Carpal Tunnel Syndrome
People who do repetitive tasks – housewives, secretaries, butchers, assembly line workers, carpenters, musicians, computer users and others – may be more likely to develop carpal tunnel syndrome. Also, fractures or a fall on the hand and poorly designed vibrating hand tools may damage the palm of the hand and cause carpal tunnel syndrome. Other causes are rheumatoid arthritis or osteoarthritis, Paget’s bone disease, multiple myeloma, acromegaly, and gout.
Your carpal (wrist) bones form a tunnel-like structure – the carpal tunnel -through which pass nine tendons and one nerve – the median nerve. Carpal tunnel syndrome (also called occupational neuritis, partial thenar atrophy and median neuritis) occurs when the median nerve is irritated. Carpal tunnel syndrome is so common that it has been called “the occupational disease of the 1990’s.”

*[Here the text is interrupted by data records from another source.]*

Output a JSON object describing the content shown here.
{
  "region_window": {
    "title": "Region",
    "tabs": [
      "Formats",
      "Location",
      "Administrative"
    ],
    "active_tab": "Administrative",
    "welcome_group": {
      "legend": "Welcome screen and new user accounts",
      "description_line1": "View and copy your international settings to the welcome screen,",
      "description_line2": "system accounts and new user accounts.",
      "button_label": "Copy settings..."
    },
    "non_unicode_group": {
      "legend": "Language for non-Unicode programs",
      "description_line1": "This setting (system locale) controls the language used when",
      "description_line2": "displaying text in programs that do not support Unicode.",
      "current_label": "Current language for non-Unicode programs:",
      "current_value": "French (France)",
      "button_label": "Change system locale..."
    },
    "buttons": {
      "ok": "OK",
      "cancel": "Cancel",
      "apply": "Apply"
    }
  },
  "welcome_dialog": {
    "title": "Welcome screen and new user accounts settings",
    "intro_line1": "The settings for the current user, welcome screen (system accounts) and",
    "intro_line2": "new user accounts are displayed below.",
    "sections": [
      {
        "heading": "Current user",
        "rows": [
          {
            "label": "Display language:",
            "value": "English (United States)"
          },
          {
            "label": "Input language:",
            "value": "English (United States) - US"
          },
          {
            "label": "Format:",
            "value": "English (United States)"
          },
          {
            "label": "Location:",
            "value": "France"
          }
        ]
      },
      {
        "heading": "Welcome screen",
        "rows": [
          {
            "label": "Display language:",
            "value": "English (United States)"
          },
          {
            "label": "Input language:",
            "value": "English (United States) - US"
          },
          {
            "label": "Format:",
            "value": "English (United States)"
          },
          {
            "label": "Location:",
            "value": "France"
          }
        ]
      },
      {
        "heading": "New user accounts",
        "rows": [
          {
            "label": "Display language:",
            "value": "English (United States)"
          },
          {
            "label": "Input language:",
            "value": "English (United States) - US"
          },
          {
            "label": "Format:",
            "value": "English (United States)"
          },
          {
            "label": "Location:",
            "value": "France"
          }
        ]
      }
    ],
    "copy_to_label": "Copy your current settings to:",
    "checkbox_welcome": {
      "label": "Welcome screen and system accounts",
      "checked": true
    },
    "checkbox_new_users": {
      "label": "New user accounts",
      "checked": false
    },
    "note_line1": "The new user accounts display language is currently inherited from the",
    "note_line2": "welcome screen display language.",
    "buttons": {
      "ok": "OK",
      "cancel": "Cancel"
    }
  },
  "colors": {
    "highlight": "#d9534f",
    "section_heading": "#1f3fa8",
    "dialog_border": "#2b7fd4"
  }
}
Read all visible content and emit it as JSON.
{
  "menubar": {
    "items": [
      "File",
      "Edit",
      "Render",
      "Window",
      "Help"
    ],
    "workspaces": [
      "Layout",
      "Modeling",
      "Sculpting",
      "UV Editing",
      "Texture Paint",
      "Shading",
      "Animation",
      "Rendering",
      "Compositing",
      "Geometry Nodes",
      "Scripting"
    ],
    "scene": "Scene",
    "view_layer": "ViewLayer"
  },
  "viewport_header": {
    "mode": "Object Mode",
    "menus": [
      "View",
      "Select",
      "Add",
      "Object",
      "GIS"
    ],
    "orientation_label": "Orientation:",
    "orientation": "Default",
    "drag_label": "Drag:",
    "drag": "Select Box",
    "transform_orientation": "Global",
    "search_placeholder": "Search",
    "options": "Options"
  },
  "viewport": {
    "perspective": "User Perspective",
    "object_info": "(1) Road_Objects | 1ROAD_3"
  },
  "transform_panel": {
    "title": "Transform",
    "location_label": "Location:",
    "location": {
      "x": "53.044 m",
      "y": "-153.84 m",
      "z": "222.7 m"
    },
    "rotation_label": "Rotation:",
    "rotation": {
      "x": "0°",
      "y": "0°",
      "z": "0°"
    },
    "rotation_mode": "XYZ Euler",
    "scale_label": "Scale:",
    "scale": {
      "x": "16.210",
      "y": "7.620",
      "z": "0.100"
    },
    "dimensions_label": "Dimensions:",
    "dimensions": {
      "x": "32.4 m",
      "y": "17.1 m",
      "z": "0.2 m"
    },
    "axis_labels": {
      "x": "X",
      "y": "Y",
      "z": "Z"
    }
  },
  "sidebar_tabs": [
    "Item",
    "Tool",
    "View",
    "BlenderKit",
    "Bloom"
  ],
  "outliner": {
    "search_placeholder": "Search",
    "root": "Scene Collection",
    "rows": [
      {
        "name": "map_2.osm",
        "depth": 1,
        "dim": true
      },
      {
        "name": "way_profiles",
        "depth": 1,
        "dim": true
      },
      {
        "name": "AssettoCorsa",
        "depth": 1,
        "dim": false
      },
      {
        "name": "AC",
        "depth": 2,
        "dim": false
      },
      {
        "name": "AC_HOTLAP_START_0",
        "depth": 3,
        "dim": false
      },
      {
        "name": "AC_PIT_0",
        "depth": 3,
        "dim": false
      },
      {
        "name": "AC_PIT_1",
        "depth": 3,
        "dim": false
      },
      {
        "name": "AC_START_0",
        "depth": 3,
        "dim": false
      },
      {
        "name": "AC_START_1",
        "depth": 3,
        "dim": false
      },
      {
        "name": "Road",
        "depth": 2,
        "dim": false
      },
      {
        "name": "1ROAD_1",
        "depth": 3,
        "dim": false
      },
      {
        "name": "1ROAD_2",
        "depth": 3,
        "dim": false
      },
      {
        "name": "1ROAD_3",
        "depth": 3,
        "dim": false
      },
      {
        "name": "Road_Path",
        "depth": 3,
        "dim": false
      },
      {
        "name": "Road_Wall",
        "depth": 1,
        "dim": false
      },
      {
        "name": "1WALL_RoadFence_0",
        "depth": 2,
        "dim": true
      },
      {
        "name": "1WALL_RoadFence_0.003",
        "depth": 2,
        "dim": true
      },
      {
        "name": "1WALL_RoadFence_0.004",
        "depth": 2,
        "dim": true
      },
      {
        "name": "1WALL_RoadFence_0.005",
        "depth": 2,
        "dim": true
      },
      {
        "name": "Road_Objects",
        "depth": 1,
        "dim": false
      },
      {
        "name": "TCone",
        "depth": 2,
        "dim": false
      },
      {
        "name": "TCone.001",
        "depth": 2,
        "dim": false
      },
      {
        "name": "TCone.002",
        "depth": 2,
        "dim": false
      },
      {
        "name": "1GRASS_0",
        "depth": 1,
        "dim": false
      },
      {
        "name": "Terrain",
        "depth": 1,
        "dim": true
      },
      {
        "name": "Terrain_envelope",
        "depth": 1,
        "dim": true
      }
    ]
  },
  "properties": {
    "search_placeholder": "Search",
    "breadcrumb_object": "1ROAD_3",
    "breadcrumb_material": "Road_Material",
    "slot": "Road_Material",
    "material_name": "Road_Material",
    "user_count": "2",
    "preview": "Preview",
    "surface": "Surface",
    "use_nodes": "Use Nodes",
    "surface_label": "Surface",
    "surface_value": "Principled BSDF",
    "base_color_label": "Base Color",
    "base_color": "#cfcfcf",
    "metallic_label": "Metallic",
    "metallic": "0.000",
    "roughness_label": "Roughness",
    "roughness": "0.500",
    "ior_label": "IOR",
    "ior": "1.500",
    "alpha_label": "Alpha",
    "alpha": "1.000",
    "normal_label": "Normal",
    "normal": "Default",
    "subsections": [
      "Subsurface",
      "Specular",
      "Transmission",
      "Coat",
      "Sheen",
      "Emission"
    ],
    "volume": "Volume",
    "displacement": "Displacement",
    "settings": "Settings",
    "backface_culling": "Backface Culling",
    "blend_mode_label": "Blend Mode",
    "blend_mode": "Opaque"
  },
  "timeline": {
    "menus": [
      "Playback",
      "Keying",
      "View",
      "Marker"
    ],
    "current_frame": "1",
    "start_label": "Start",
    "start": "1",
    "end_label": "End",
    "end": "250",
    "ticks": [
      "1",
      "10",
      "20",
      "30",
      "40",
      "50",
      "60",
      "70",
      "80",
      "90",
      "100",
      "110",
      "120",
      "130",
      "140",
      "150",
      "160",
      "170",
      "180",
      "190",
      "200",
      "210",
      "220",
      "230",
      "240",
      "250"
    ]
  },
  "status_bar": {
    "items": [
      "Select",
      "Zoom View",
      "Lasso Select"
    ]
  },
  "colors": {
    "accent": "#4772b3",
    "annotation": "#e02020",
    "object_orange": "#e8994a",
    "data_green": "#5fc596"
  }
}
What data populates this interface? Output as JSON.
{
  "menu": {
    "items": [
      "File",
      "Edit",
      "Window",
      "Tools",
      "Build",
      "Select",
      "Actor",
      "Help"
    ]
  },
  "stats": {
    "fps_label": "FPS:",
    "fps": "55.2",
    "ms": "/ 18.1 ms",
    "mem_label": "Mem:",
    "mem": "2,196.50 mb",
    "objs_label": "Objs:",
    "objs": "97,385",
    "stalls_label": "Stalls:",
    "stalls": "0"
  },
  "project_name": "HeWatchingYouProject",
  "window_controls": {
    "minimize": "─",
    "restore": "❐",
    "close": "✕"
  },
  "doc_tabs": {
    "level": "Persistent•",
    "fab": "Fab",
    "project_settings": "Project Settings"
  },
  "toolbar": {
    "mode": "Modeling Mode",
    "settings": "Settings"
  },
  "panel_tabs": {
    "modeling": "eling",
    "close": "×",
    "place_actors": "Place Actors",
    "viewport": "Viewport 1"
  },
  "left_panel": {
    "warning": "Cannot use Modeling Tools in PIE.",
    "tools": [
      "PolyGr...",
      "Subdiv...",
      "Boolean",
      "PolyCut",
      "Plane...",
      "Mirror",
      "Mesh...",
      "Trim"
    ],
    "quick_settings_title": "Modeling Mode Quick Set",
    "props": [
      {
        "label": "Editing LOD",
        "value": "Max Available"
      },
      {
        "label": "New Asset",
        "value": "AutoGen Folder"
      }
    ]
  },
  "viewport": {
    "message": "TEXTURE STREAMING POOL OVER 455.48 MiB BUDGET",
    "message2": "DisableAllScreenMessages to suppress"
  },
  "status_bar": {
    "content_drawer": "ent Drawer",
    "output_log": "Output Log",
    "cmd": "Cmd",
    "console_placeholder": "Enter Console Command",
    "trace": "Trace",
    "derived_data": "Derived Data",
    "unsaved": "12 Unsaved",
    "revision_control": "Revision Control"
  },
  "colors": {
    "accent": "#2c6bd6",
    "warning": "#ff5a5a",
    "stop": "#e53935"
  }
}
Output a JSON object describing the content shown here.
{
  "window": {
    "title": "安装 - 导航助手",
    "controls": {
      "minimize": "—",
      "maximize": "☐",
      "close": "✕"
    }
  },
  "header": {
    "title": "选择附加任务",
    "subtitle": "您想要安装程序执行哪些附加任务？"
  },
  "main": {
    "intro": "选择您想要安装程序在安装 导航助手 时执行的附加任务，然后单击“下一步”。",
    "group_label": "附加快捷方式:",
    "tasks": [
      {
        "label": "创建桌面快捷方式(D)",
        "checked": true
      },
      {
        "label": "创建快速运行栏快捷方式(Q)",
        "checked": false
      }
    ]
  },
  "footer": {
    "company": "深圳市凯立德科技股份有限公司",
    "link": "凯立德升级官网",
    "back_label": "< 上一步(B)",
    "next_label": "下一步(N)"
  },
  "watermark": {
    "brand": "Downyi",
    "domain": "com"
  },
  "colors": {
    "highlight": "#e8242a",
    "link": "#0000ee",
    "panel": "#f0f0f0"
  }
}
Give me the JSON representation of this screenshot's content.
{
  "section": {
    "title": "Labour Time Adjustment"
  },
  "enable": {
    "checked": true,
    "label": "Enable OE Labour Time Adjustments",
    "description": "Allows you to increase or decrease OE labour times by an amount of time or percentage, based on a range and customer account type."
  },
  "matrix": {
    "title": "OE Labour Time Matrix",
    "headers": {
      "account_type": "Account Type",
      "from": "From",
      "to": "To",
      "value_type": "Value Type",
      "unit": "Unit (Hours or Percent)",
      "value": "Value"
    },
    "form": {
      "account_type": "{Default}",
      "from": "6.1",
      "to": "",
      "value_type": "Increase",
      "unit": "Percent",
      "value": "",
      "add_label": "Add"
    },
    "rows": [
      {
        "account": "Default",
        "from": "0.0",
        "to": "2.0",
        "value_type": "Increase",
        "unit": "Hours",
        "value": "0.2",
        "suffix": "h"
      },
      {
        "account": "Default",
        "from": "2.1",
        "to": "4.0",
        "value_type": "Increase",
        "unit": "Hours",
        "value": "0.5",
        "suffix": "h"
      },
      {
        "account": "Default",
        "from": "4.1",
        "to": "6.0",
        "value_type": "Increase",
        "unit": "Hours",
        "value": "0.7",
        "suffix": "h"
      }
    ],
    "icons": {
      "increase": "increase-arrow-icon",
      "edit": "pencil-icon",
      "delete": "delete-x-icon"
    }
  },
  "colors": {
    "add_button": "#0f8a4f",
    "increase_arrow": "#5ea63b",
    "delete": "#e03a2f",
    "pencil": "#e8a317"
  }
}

The relationship between spinal health and carpal tunnel has been documented by a number of individuals who found spinal nerve root irritation in patients who had carpal tunnel or ulnar therapy. Others have found that nerve compression in the neck can block the flow of nutrients to the nerves in the wrist, making the wrist more susceptible to injury. This problem is called the “double crush syndrome.” Not surprisingly, when 1,000 cases of carpal tunnel syndrome were investigated, it was found that a large number of those suffering from carpal tunnel syndrome also had arthritis in the neck area.
As a Brain-Based Therapy Chiropractor , I take a different approach to the treatment and prevention of carpal tunnel syndrome. After a thorough neurological examination, I determine which part of the nervous system is not functioning properly.
The right brain controls the left side of the body and the left brain controls the right side of the body. If a patient is experiencing pain on one side of the body (right or left), the opposite brain may be firing at an abnormally high rate. In order for a patient to perceive pain, an area of the brain must fire at a higher frequency. If the pain is bilateral (on both sides), there may be different central structures involved, such as the brain stem or cerebellum.